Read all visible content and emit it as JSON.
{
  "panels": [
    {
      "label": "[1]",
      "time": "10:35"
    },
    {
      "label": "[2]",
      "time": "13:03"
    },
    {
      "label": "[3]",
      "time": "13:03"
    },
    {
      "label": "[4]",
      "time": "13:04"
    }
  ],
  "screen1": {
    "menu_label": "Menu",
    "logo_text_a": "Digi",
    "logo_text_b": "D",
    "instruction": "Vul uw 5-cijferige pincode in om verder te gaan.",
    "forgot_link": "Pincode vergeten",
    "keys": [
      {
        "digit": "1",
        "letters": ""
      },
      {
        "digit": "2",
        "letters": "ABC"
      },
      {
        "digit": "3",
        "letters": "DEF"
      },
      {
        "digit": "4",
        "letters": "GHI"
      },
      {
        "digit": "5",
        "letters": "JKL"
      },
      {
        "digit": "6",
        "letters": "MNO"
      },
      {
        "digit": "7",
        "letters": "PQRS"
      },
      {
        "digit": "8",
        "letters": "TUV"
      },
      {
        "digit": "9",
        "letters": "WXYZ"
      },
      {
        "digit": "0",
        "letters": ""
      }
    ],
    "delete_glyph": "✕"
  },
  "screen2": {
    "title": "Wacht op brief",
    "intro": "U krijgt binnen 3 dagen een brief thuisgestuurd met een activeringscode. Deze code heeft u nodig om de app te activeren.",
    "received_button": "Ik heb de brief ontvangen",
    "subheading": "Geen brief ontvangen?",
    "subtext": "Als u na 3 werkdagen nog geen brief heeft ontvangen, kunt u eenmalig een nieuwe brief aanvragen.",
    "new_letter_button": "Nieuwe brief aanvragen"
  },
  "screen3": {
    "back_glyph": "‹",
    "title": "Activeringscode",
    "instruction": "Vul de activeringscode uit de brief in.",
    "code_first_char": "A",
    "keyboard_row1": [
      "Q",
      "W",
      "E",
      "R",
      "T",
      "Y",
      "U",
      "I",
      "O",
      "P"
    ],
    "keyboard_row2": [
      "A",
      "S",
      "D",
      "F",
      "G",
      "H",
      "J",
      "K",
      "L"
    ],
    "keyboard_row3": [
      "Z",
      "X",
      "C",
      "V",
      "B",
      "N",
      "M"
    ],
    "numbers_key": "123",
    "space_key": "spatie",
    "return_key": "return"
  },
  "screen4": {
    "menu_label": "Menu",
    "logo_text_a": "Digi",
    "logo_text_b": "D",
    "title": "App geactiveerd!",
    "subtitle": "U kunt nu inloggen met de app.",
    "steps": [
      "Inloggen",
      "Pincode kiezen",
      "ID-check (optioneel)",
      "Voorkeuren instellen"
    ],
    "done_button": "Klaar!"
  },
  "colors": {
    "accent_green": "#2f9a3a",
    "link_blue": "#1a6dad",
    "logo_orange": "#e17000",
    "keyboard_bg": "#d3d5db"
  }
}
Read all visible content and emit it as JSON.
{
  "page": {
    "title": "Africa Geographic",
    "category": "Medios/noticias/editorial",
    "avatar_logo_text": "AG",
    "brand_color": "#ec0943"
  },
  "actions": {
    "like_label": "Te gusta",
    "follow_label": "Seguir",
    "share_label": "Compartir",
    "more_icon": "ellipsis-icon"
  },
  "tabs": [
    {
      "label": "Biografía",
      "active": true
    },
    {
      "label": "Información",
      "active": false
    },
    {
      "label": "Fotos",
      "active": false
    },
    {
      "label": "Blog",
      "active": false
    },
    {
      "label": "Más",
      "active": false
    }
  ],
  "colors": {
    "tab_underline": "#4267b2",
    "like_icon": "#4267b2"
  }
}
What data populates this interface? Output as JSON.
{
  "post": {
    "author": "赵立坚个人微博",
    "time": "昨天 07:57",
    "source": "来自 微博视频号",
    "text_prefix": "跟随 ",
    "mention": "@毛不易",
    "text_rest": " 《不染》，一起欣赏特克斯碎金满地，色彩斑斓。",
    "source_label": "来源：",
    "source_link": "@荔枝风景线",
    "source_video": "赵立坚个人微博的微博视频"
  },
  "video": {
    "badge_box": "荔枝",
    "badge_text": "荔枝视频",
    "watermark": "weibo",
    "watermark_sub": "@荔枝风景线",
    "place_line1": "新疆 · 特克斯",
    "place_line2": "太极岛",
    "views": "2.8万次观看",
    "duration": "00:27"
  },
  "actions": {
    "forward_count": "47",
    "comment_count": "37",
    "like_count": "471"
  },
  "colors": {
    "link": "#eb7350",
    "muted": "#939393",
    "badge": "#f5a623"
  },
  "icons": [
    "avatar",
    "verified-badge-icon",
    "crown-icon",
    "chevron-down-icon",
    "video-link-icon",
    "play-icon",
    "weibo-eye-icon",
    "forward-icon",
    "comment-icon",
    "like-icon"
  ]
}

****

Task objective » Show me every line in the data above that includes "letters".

Answer space »
        "letters": ""
        "letters": "ABC"
        "letters": "DEF"
        "letters": "GHI"
        "letters": "JKL"
        "letters": "MNO"
        "letters": "PQRS"
        "letters": "TUV"
        "letters": "WXYZ"
        "letters": ""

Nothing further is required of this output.